**Required work:** Please report how many lines below contain "JSON", writing nothing except the number.

**Records:**
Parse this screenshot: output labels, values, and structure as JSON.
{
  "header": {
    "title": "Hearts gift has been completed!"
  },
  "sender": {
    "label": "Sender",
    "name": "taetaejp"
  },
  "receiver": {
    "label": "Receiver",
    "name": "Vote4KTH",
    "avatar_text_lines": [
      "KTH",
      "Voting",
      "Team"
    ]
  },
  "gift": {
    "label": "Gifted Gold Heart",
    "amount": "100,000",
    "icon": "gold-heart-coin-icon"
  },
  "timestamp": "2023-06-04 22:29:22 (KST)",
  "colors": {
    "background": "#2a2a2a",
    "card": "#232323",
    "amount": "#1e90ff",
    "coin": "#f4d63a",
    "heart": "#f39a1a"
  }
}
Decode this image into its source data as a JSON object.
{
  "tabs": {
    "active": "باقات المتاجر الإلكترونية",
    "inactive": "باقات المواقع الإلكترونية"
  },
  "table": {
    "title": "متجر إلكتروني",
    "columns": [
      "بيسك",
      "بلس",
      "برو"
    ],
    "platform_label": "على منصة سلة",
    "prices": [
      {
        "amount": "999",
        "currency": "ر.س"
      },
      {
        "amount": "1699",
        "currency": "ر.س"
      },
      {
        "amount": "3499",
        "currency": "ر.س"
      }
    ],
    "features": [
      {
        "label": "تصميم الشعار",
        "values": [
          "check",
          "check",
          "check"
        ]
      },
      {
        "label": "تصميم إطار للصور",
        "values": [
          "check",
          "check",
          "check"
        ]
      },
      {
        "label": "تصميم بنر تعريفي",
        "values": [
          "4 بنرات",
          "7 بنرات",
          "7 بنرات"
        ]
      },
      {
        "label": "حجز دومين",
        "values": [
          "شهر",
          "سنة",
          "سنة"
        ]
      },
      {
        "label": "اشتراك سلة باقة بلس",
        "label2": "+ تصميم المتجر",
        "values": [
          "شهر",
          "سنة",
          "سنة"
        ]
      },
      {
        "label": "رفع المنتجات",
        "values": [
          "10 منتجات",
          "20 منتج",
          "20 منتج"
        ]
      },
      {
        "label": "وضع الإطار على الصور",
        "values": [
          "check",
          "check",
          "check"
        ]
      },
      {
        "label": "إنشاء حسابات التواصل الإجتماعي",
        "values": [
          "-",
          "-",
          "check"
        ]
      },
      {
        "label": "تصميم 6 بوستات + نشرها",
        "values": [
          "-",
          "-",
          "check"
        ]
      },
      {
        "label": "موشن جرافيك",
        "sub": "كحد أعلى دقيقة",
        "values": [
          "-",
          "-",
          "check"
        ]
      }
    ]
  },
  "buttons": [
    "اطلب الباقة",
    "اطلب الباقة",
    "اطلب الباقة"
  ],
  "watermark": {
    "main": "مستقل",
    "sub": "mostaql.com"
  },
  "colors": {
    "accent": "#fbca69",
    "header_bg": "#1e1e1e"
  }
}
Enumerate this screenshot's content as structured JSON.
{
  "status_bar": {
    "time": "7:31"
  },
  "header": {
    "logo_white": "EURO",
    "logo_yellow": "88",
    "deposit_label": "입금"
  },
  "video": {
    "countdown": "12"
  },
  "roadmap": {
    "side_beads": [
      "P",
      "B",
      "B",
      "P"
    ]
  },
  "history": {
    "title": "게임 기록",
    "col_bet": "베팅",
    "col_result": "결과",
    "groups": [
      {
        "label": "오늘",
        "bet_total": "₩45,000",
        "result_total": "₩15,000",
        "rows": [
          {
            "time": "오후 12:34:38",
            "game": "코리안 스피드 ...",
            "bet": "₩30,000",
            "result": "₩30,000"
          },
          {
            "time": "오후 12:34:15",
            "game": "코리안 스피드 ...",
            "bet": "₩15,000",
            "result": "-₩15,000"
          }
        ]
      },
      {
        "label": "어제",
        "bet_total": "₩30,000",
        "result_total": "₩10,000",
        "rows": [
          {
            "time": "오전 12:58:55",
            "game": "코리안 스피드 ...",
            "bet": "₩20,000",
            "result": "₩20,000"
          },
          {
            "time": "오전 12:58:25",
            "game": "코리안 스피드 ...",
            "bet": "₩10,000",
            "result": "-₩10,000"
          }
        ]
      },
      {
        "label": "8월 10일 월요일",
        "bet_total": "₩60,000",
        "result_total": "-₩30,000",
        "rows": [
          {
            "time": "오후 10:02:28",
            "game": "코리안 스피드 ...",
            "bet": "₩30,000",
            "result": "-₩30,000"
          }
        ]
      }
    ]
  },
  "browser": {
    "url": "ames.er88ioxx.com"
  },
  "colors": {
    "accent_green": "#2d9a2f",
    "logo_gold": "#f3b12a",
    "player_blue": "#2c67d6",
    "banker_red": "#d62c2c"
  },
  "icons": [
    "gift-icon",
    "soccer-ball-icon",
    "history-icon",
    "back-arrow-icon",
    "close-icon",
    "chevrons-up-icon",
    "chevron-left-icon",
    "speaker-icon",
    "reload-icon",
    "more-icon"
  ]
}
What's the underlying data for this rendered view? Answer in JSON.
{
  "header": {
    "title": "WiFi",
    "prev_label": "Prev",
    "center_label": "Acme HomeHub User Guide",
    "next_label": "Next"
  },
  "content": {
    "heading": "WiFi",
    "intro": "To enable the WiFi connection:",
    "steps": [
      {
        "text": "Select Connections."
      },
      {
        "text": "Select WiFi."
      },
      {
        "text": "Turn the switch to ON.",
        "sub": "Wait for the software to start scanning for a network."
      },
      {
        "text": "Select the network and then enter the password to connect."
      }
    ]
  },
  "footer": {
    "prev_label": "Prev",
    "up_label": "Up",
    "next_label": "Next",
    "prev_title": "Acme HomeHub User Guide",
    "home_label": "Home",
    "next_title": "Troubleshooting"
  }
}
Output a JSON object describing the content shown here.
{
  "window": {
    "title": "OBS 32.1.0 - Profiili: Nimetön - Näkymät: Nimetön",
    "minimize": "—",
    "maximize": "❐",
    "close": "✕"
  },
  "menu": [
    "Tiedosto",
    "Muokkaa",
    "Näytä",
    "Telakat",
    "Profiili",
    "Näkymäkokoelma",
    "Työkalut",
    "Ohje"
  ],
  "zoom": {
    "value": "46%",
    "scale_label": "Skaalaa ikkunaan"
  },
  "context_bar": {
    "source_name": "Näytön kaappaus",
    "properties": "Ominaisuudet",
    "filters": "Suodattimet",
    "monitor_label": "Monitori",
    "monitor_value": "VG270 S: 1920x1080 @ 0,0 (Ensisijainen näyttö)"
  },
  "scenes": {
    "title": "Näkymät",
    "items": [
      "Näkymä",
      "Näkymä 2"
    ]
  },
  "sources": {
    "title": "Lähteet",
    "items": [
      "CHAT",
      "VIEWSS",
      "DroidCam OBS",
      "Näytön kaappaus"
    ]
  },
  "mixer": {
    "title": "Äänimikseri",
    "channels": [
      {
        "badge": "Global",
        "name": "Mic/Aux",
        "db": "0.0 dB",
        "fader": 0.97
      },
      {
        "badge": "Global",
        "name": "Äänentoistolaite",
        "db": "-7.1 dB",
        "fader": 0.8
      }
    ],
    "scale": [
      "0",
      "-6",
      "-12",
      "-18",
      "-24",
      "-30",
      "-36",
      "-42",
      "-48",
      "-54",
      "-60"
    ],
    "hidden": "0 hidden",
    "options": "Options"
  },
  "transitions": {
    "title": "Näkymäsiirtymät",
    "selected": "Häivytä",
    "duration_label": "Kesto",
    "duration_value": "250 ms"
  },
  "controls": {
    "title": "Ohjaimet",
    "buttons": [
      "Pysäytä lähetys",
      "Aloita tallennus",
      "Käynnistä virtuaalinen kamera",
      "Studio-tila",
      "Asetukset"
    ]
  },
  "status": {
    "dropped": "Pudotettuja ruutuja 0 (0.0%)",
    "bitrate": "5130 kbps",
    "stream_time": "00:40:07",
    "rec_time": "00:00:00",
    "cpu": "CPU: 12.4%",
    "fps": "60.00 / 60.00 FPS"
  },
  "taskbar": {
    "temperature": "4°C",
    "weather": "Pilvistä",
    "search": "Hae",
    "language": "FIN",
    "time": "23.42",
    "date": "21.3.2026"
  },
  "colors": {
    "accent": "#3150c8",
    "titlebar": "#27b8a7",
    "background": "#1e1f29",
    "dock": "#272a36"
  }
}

**Output for this exercise:** 5